Changing the setting of the musical from 1890 to the present is a difficult task without editing the script. The entire production design of “Hello Dolly!” was changed from its original format by modernizing different aspects of the production design. “I think the biggest change that we have made is incorporating technology,” Ms. Allen said. “In the original, Dolly is a matchmaker meddling with people’s lives. In our version, she creates an app where people can meet each other and create their matches virtually.”
Since so much technology is being incorporated into the play, many people are assisting the directors. Ms. Allen has appreciated the help from Bill Rogers, [students] Ethan Fizel, Andy Nelson, Sam Pederson, and Jackson Limberg, who are each working on different projects to modernize the production. All these volunteers have helped with the plays before, but this year, they are putting in extra work to make the modernized Hello Dolly! production come to life.
The building team is building a billboard into the set so that all social media interactions and usage of Dolly’s app can be seen by the audience. Ethan Fizel plays a big role as the lighting director, but for this production, he extends his assistance in other areas. Ethan says, “As a whole, the play is using social media and a modern style to relate to its audience in a way that 1890s ‘Hello Dolly!’ doesn’t have an opportunity to. Specifically, I’m compiling all posts, texts, and times our characters use their phones to show the audience how the characters are using their technology.”
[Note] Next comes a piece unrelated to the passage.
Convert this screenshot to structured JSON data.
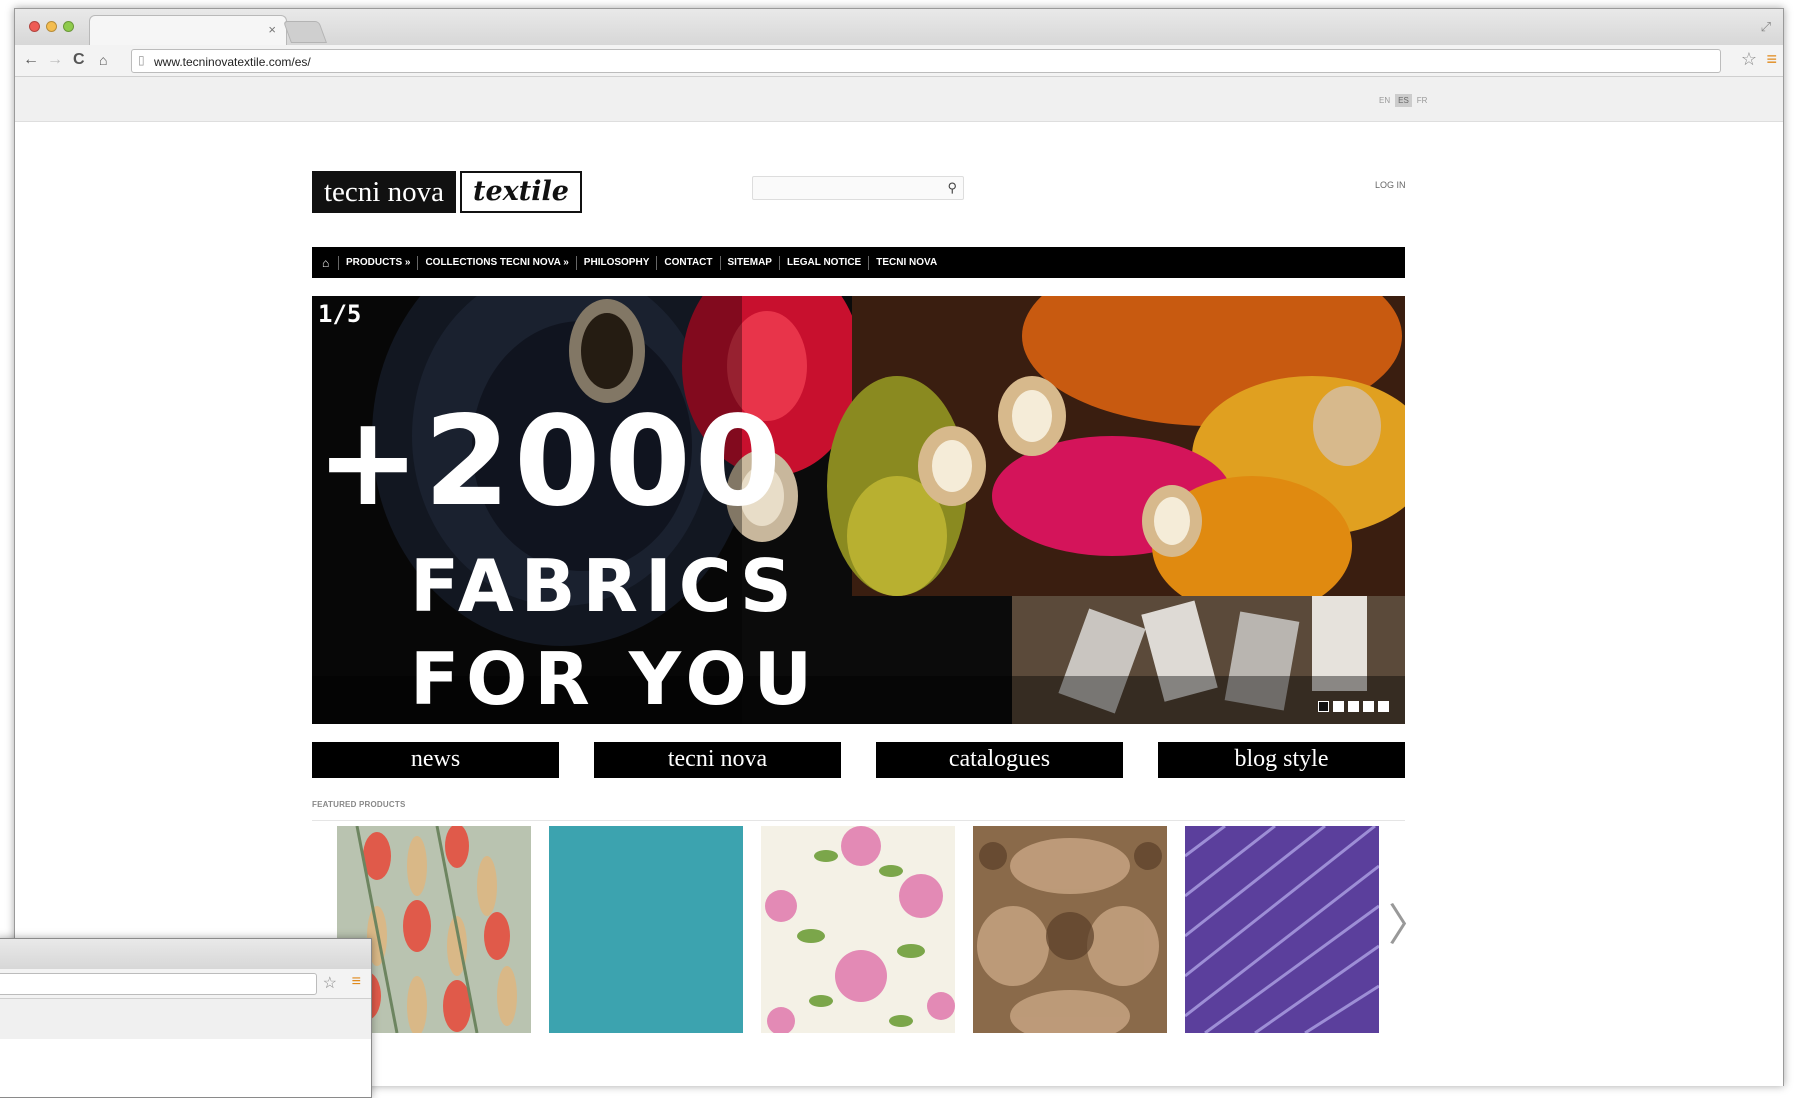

The modernized setting, combined with several other factors, contributes to the production concept of “Hello Dolly!,” which is to live outside of the box. Ms. Allen elaborates on the production concept of Hello Dolly! saying, “Hopefully, people leave this show understanding that they don’t have to get a certain number of likes, or that they don’t have to behave a certain way just because it’s expected of them. Once you relieve yourself of that burden, the world is open to so many possibilities which characters, such as Barnaby and Cornelius, learn throughout their journey.”
This modernization of “Hello Dolly!” is an exciting take on the production that opens new doors for meaningful lessons, themes, and satire. Ethan Fizel explains, “I’m excited to see how it ends up and I would recommend for everyone to come to see the finished product!” Performances of “Hello Dolly!” begin Nov. 5 and continue through the following weekend.